BEGIN

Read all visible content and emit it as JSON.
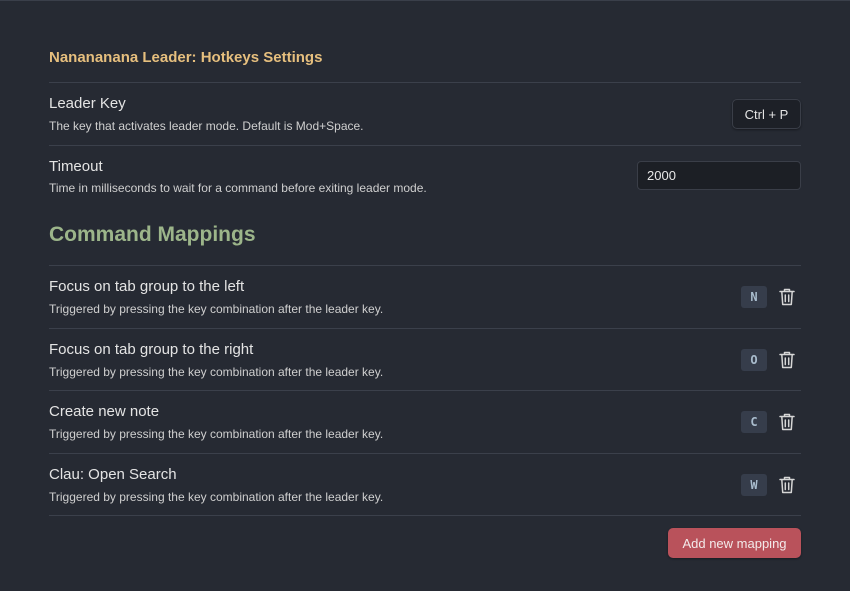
{
  "plugin_title": "Nanananana Leader: Hotkeys Settings",
  "leader_key": {
    "name": "Leader Key",
    "description": "The key that activates leader mode. Default is Mod+Space.",
    "value": "Ctrl + P"
  },
  "timeout": {
    "name": "Timeout",
    "description": "Time in milliseconds to wait for a command before exiting leader mode.",
    "value": "2000"
  },
  "section_heading": "Command Mappings",
  "mappings": [
    {
      "name": "Focus on tab group to the left",
      "description": "Triggered by pressing the key combination after the leader key.",
      "key": "N"
    },
    {
      "name": "Focus on tab group to the right",
      "description": "Triggered by pressing the key combination after the leader key.",
      "key": "O"
    },
    {
      "name": "Create new note",
      "description": "Triggered by pressing the key combination after the leader key.",
      "key": "C"
    },
    {
      "name": "Clau: Open Search",
      "description": "Triggered by pressing the key combination after the leader key.",
      "key": "W"
    }
  ],
  "add_button_label": "Add new mapping",
  "colors": {
    "background": "#262a33",
    "plugin_title": "#e6bf7e",
    "section_heading": "#9cb58a",
    "accent_button": "#b9525b",
    "key_badge_bg": "#363d4b",
    "key_badge_text": "#a9bccd"
  }
}
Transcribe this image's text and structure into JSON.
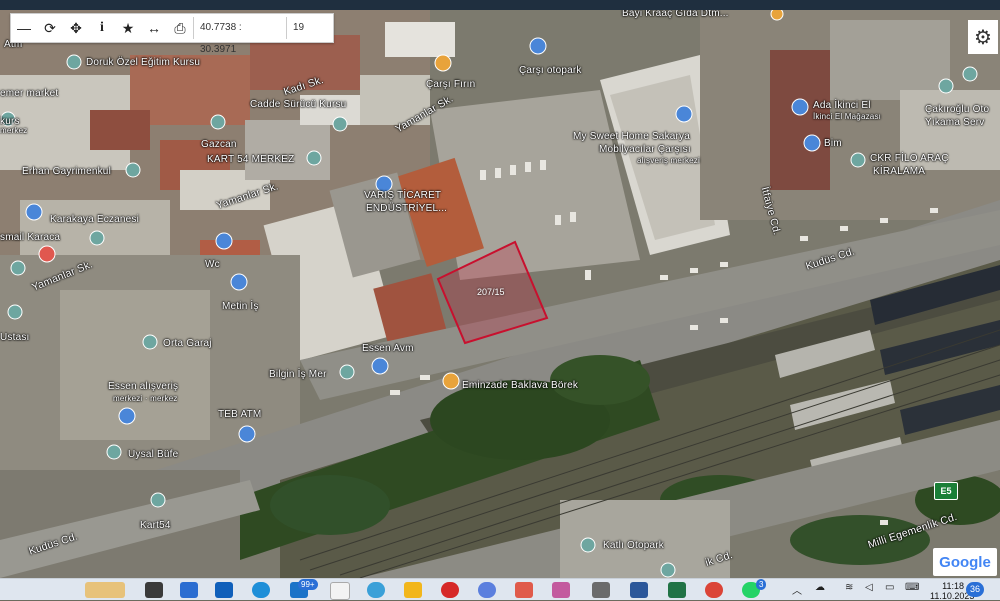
{
  "toolbar": {
    "coords": "40.7738 : 30.3971",
    "zoom": "19",
    "buttons": [
      "zoom-out",
      "refresh",
      "locate",
      "info",
      "bookmark",
      "measure",
      "print"
    ]
  },
  "map": {
    "labels": [
      {
        "id": "atm-top",
        "text": "Atm"
      },
      {
        "id": "doruk",
        "text": "Doruk Özel Eğitim Kursu"
      },
      {
        "id": "kadi",
        "text": "Kadı Sk."
      },
      {
        "id": "carsi-firin",
        "text": "Çarşı Fırın"
      },
      {
        "id": "bayi",
        "text": "Bayi Kraaç Gıda Dtm..."
      },
      {
        "id": "carsi-otopark",
        "text": "Çarşı otopark"
      },
      {
        "id": "emer",
        "text": "emer market"
      },
      {
        "id": "cadde",
        "text": "Cadde Sürücü Kursu"
      },
      {
        "id": "yamanlar1",
        "text": "Yamanlar Sk."
      },
      {
        "id": "kurs",
        "text": "kurs"
      },
      {
        "id": "merkez",
        "text": "merkez"
      },
      {
        "id": "gazcan",
        "text": "Gazcan"
      },
      {
        "id": "kart54",
        "text": "KART 54 MERKEZ"
      },
      {
        "id": "sweet",
        "text": "My Sweet Home Sakarya"
      },
      {
        "id": "mobilya",
        "text": "Mobilyacılar Çarşısı"
      },
      {
        "id": "alisveris",
        "text": "alışveriş merkezi"
      },
      {
        "id": "ada",
        "text": "Ada İkinci El"
      },
      {
        "id": "ikinci",
        "text": "İkinci El Mağazası"
      },
      {
        "id": "bim",
        "text": "Bim"
      },
      {
        "id": "cakiroglu",
        "text": "Çakıroğlu Oto"
      },
      {
        "id": "yikama",
        "text": "Yıkama Serv"
      },
      {
        "id": "ckr",
        "text": "CKR FİLO ARAÇ"
      },
      {
        "id": "kiralama",
        "text": "KİRALAMA"
      },
      {
        "id": "erhan",
        "text": "Erhan Gayrimenkul"
      },
      {
        "id": "yamanlar2",
        "text": "Yamanlar Sk."
      },
      {
        "id": "varis",
        "text": "VARIŞ TİCARET"
      },
      {
        "id": "endustri",
        "text": "ENDÜSTRİYEL..."
      },
      {
        "id": "karakaya",
        "text": "Karakaya Eczanesi"
      },
      {
        "id": "ismail",
        "text": "smail Karaca"
      },
      {
        "id": "itfaiye",
        "text": "İtfaiye Cd."
      },
      {
        "id": "kudus1",
        "text": "Kudüs Cd."
      },
      {
        "id": "yamanlar3",
        "text": "Yamanlar Sk."
      },
      {
        "id": "wc",
        "text": "Wc"
      },
      {
        "id": "metin",
        "text": "Metin İş"
      },
      {
        "id": "ustasi",
        "text": "Ustası"
      },
      {
        "id": "orta",
        "text": "Orta Garaj"
      },
      {
        "id": "essen",
        "text": "Essen Avm"
      },
      {
        "id": "bilgin",
        "text": "Bilgin İş Mer"
      },
      {
        "id": "eminzade",
        "text": "Eminzade Baklava Börek"
      },
      {
        "id": "essen-alisveris",
        "text": "Essen alışveriş"
      },
      {
        "id": "merkez2",
        "text": "merkezi · merkez"
      },
      {
        "id": "teb",
        "text": "TEB ATM"
      },
      {
        "id": "uysal",
        "text": "Uysal Büfe"
      },
      {
        "id": "kart54b",
        "text": "Kart54"
      },
      {
        "id": "kudus2",
        "text": "Kudüs Cd."
      },
      {
        "id": "katli",
        "text": "Katlı Otopark"
      },
      {
        "id": "ik-cd",
        "text": "ik Cd."
      },
      {
        "id": "milli",
        "text": "Milli Egemenlik Cd."
      }
    ],
    "parcel_label": "207/15",
    "parcel_color": "#c8102e",
    "road_badge": "E5",
    "attribution": "Google"
  },
  "taskbar": {
    "badge_edge": "99+",
    "badge_whatsapp": "3",
    "time": "11:18",
    "date": "11.10.2023",
    "notifications": "36"
  }
}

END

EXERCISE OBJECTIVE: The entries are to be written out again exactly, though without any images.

ANSWER AREA:
Read all visible content and emit it as JSON.
{
  "plugin_title": "Nanananana Leader: Hotkeys Settings",
  "leader_key": {
    "name": "Leader Key",
    "description": "The key that activates leader mode. Default is Mod+Space.",
    "value": "Ctrl + P"
  },
  "timeout": {
    "name": "Timeout",
    "description": "Time in milliseconds to wait for a command before exiting leader mode.",
    "value": "2000"
  },
  "section_heading": "Command Mappings",
  "mappings": [
    {
      "name": "Focus on tab group to the left",
      "description": "Triggered by pressing the key combination after the leader key.",
      "key": "N"
    },
    {
      "name": "Focus on tab group to the right",
      "description": "Triggered by pressing the key combination after the leader key.",
      "key": "O"
    },
    {
      "name": "Create new note",
      "description": "Triggered by pressing the key combination after the leader key.",
      "key": "C"
    },
    {
      "name": "Clau: Open Search",
      "description": "Triggered by pressing the key combination after the leader key.",
      "key": "W"
    }
  ],
  "add_button_label": "Add new mapping",
  "colors": {
    "background": "#262a33",
    "plugin_title": "#e6bf7e",
    "section_heading": "#9cb58a",
    "accent_button": "#b9525b",
    "key_badge_bg": "#363d4b",
    "key_badge_text": "#a9bccd"
  }
}
Transcribe this image's text and structure into JSON.
{
  "toolbar": {
    "coords": "40.7738 : 30.3971",
    "zoom": "19",
    "buttons": [
      "zoom-out",
      "refresh",
      "locate",
      "info",
      "bookmark",
      "measure",
      "print"
    ]
  },
  "map": {
    "labels": [
      {
        "id": "atm-top",
        "text": "Atm"
      },
      {
        "id": "doruk",
        "text": "Doruk Özel Eğitim Kursu"
      },
      {
        "id": "kadi",
        "text": "Kadı Sk."
      },
      {
        "id": "carsi-firin",
        "text": "Çarşı Fırın"
      },
      {
        "id": "bayi",
        "text": "Bayi Kraaç Gıda Dtm..."
      },
      {
        "id": "carsi-otopark",
        "text": "Çarşı otopark"
      },
      {
        "id": "emer",
        "text": "emer market"
      },
      {
        "id": "cadde",
        "text": "Cadde Sürücü Kursu"
      },
      {
        "id": "yamanlar1",
        "text": "Yamanlar Sk."
      },
      {
        "id": "kurs",
        "text": "kurs"
      },
      {
        "id": "merkez",
        "text": "merkez"
      },
      {
        "id": "gazcan",
        "text": "Gazcan"
      },
      {
        "id": "kart54",
        "text": "KART 54 MERKEZ"
      },
      {
        "id": "sweet",
        "text": "My Sweet Home Sakarya"
      },
      {
        "id": "mobilya",
        "text": "Mobilyacılar Çarşısı"
      },
      {
        "id": "alisveris",
        "text": "alışveriş merkezi"
      },
      {
        "id": "ada",
        "text": "Ada İkinci El"
      },
      {
        "id": "ikinci",
        "text": "İkinci El Mağazası"
      },
      {
        "id": "bim",
        "text": "Bim"
      },
      {
        "id": "cakiroglu",
        "text": "Çakıroğlu Oto"
      },
      {
        "id": "yikama",
        "text": "Yıkama Serv"
      },
      {
        "id": "ckr",
        "text": "CKR FİLO ARAÇ"
      },
      {
        "id": "kiralama",
        "text": "KİRALAMA"
      },
      {
        "id": "erhan",
        "text": "Erhan Gayrimenkul"
      },
      {
        "id": "yamanlar2",
        "text": "Yamanlar Sk."
      },
      {
        "id": "varis",
        "text": "VARIŞ TİCARET"
      },
      {
        "id": "endustri",
        "text": "ENDÜSTRİYEL..."
      },
      {
        "id": "karakaya",
        "text": "Karakaya Eczanesi"
      },
      {
        "id": "ismail",
        "text": "smail Karaca"
      },
      {
        "id": "itfaiye",
        "text": "İtfaiye Cd."
      },
      {
        "id": "kudus1",
        "text": "Kudüs Cd."
      },
      {
        "id": "yamanlar3",
        "text": "Yamanlar Sk."
      },
      {
        "id": "wc",
        "text": "Wc"
      },
      {
        "id": "metin",
        "text": "Metin İş"
      },
      {
        "id": "ustasi",
        "text": "Ustası"
      },
      {
        "id": "orta",
        "text": "Orta Garaj"
      },
      {
        "id": "essen",
        "text": "Essen Avm"
      },
      {
        "id": "bilgin",
        "text": "Bilgin İş Mer"
      },
      {
        "id": "eminzade",
        "text": "Eminzade Baklava Börek"
      },
      {
        "id": "essen-alisveris",
        "text": "Essen alışveriş"
      },
      {
        "id": "merkez2",
        "text": "merkezi · merkez"
      },
      {
        "id": "teb",
        "text": "TEB ATM"
      },
      {
        "id": "uysal",
        "text": "Uysal Büfe"
      },
      {
        "id": "kart54b",
        "text": "Kart54"
      },
      {
        "id": "kudus2",
        "text": "Kudüs Cd."
      },
      {
        "id": "katli",
        "text": "Katlı Otopark"
      },
      {
        "id": "ik-cd",
        "text": "ik Cd."
      },
      {
        "id": "milli",
        "text": "Milli Egemenlik Cd."
      }
    ],
    "parcel_label": "207/15",
    "parcel_color": "#c8102e",
    "road_badge": "E5",
    "attribution": "Google"
  },
  "taskbar": {
    "badge_edge": "99+",
    "badge_whatsapp": "3",
    "time": "11:18",
    "date": "11.10.2023",
    "notifications": "36"
  }
}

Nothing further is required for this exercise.